But satire also grew dark, notably in the movies Dr. Strangelove or: How I Learned to Stop Worrying and Love the Bomb and Fail Safe. These films tapped into the fear that ineptitude could inadvertently trigger a nuclear war.

Cold War Rocky & Bullwinkle

Cold War Get Smart
Get Smart
  • This framed photographic portrait features actors Don Adams and Barbara Feldon as their characters Maxwell Smart and Agent 99 in the Emmy-winning television spy spoof Get Smart.

Cold War Dr. Strangelove
Dr. Strangelove
  • Or: How I Learned To Stop Worrying And Love The Bomb
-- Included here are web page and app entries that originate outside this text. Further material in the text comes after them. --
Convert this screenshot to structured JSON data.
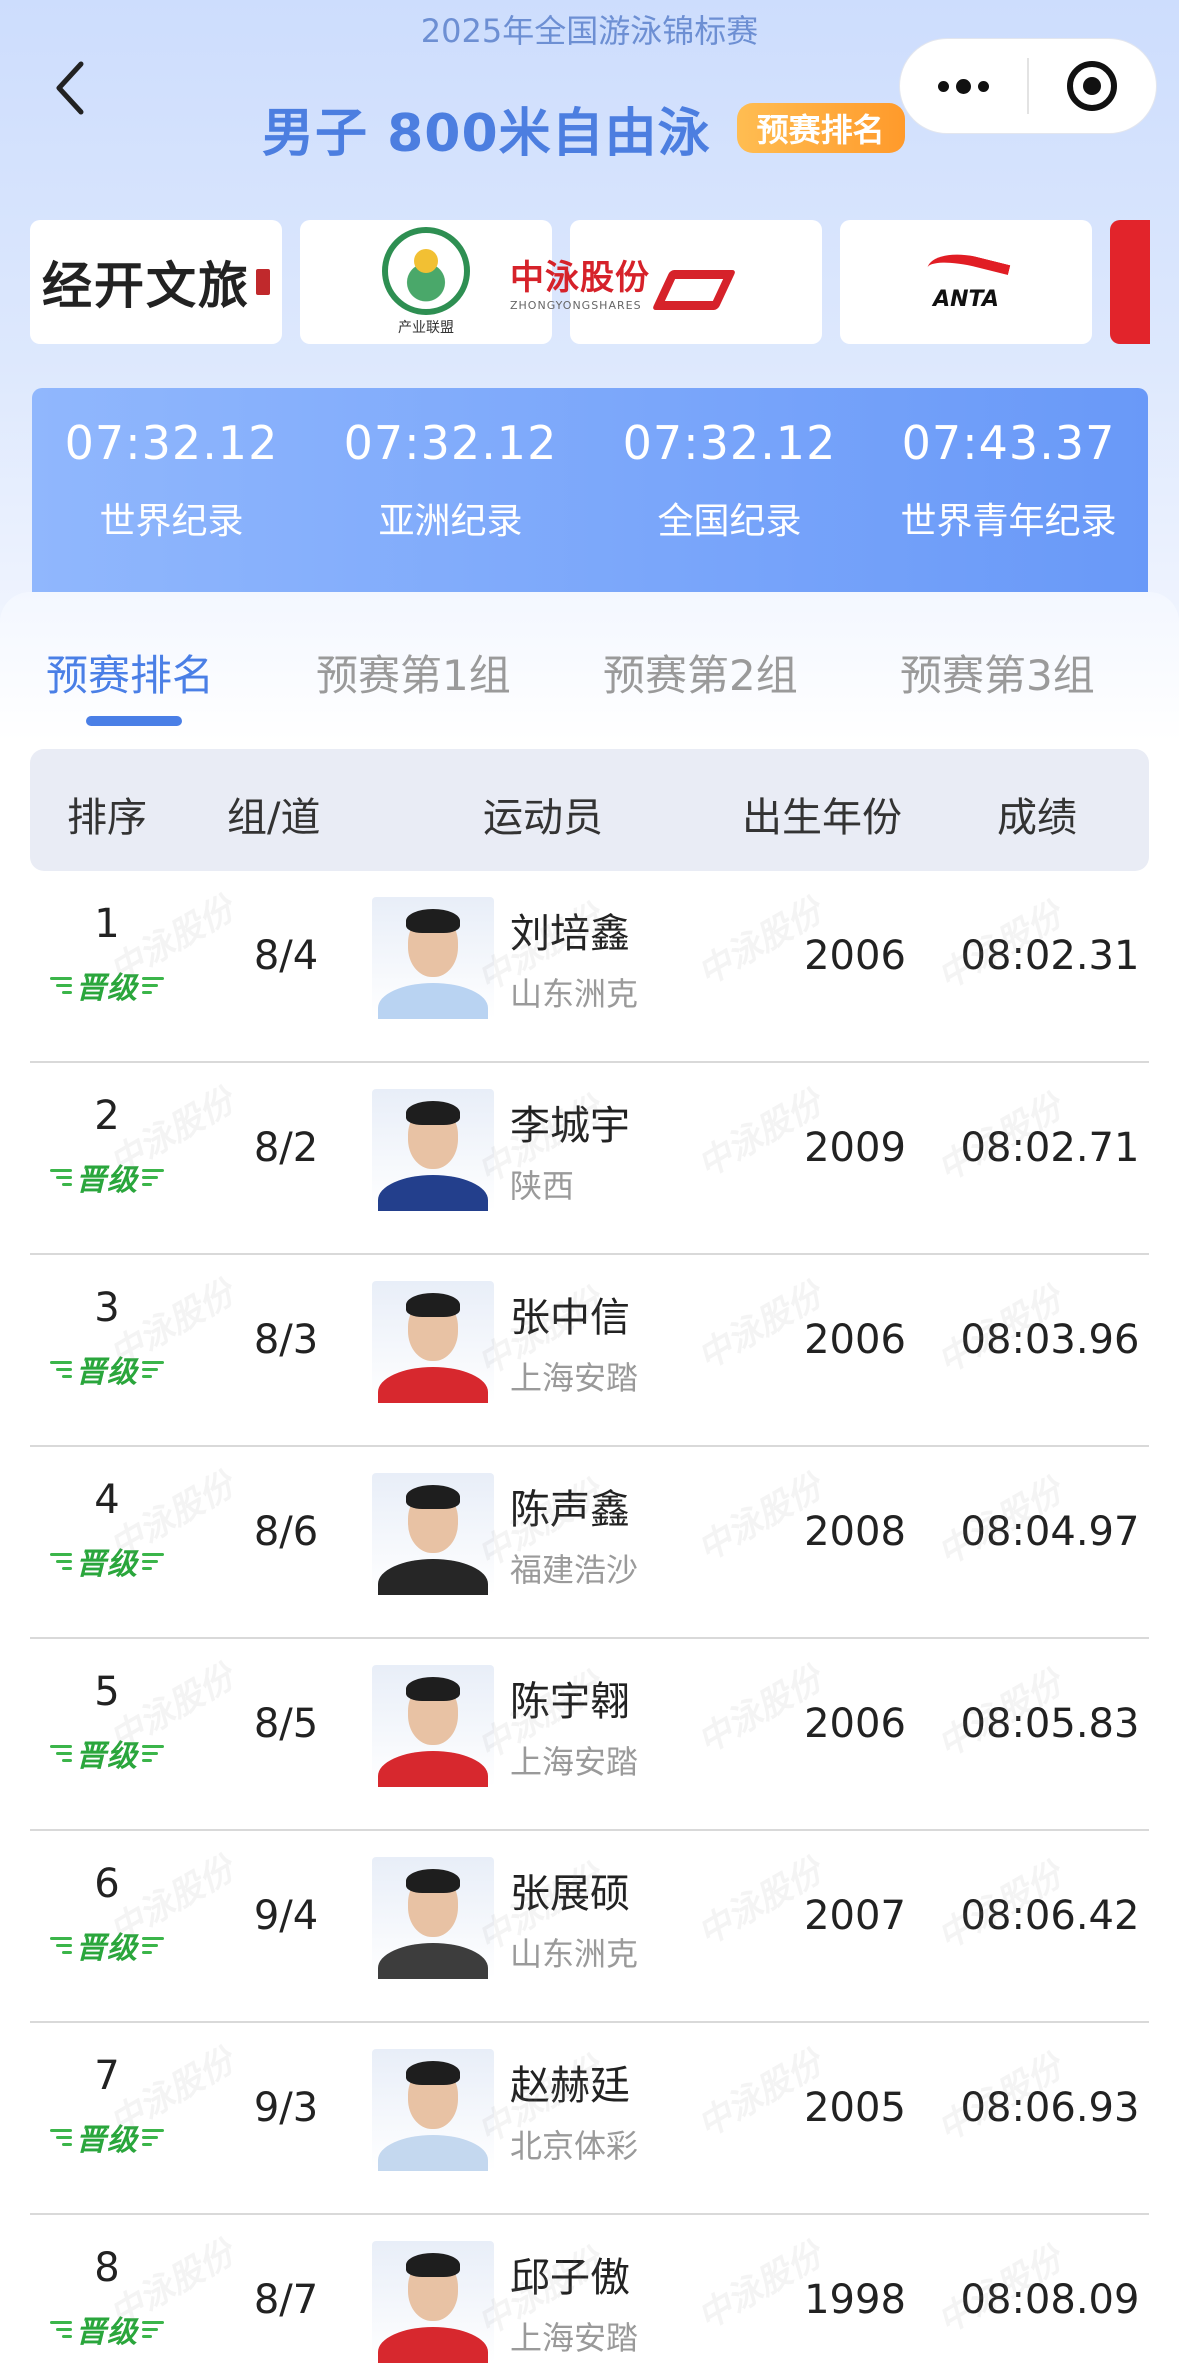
{
  "header": {
    "subtitle": "2025年全国游泳锦标赛",
    "title": "男子 800米自由泳",
    "badge": "预赛排名"
  },
  "icons": {
    "back": "chevron-left-icon",
    "more": "more-dots-icon",
    "close": "target-close-icon"
  },
  "sponsors": {
    "s1": "经开文旅",
    "s2_caption": "产业联盟",
    "s3_cn": "中泳股份",
    "s3_en": "ZHONGYONGSHARES",
    "s4": "ANTA"
  },
  "records": [
    {
      "time": "07:32.12",
      "label": "世界纪录"
    },
    {
      "time": "07:32.12",
      "label": "亚洲纪录"
    },
    {
      "time": "07:32.12",
      "label": "全国纪录"
    },
    {
      "time": "07:43.37",
      "label": "世界青年纪录"
    }
  ],
  "tabs": [
    "预赛排名",
    "预赛第1组",
    "预赛第2组",
    "预赛第3组"
  ],
  "active_tab": 0,
  "table": {
    "headers": [
      "排序",
      "组/道",
      "运动员",
      "出生年份",
      "成绩"
    ],
    "qualified_label": "晋级",
    "rows": [
      {
        "rank": "1",
        "lane": "8/4",
        "name": "刘培鑫",
        "team": "山东洲克",
        "year": "2006",
        "result": "08:02.31"
      },
      {
        "rank": "2",
        "lane": "8/2",
        "name": "李城宇",
        "team": "陕西",
        "year": "2009",
        "result": "08:02.71"
      },
      {
        "rank": "3",
        "lane": "8/3",
        "name": "张中信",
        "team": "上海安踏",
        "year": "2006",
        "result": "08:03.96"
      },
      {
        "rank": "4",
        "lane": "8/6",
        "name": "陈声鑫",
        "team": "福建浩沙",
        "year": "2008",
        "result": "08:04.97"
      },
      {
        "rank": "5",
        "lane": "8/5",
        "name": "陈宇翱",
        "team": "上海安踏",
        "year": "2006",
        "result": "08:05.83"
      },
      {
        "rank": "6",
        "lane": "9/4",
        "name": "张展硕",
        "team": "山东洲克",
        "year": "2007",
        "result": "08:06.42"
      },
      {
        "rank": "7",
        "lane": "9/3",
        "name": "赵赫廷",
        "team": "北京体彩",
        "year": "2005",
        "result": "08:06.93"
      },
      {
        "rank": "8",
        "lane": "8/7",
        "name": "邱子傲",
        "team": "上海安踏",
        "year": "1998",
        "result": "08:08.09"
      }
    ]
  },
  "watermark": "中泳股份",
  "colors": {
    "accent": "#4a7fe6",
    "badge": "#ff9a2b",
    "qualified": "#2aa63c",
    "records_bg": "#6999f8"
  }
}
COLD WAR CULTUREAfter the Cold War
Although the Cold War ended in 1991, Hollywood has continued to tap into that period in history for inspiration and entertainment.

  • The Mission: Impossible television show was revived in 1996 as a series of six movies.
  • Three Austin Powers movies (1997-2002) spoofed the 1960s spy films.
  • The hit television series, The Americans (2013-2018) depicted the activities of two undercover Soviet agents in the Washington, D.C. area during the 1980s.
All proved popular as viewers could look back with a sense of relief knowing the Cold War ended without ending the world.

Cold War Austin Powers

Austin Powers Prop
Prop: FAB Magazine
  • This prop magazine appeared in the 1997 movie Austin Powers: International Man of Mystery.

James Bond Aston Martin Missile
Prop: Aston Martin Missile
  • The 1987 James Bond movie, The Living Daylights, used this small prop missile.

Cold War The Americans
The Americans
  • All's Fair in Love and Cold War

COLD WAR CULTUREThe Virtual Cold War
Video Games
Though the Cold War ended well before the development of sophisticated gaming systems, the dramatic clash between the United States and the Soviet Union has captured the attention of a new generation through the immersive world of video games.

Like the scope and scale of the conflict itself, video games set within the Cold War depict scenes of global warfare, anxiety brought about by the fear of nuclear weapons, and nods to the popular imagery that defined the era.

  • A continuation of the popular Call of Duty franchise, Black Ops Cold War gave players the opportunity to act as clandestine operatives across the globe defending the United States against foreign enemies.
  • The Fallout series takes gamers to a post-apocalyptic America resembling the 1950s. Imagining a world in which the superpowers couldn't resist the urge to use nuclear weapons, this game perfectly reflects the anxiety many felt throughout the atomic age.

Video Games COD Black Ops Cold War
Call of Duty: Black Ops Cold War
  • Defined by its hyper-realistic graphics, Call of Duty: Black Ops Cold War gamers are able to play as various members of the American armed forces to battle the Soviet Union around the world.

Video Games COD Black Ops Cold War

Video Games COD Black Ops Cold War

Video Games Fallout
  • Against the backdrop of a nuclear winter, Fallout players must endure the imaged backlash of an atomic catastrophe.

Video Games Fallout 76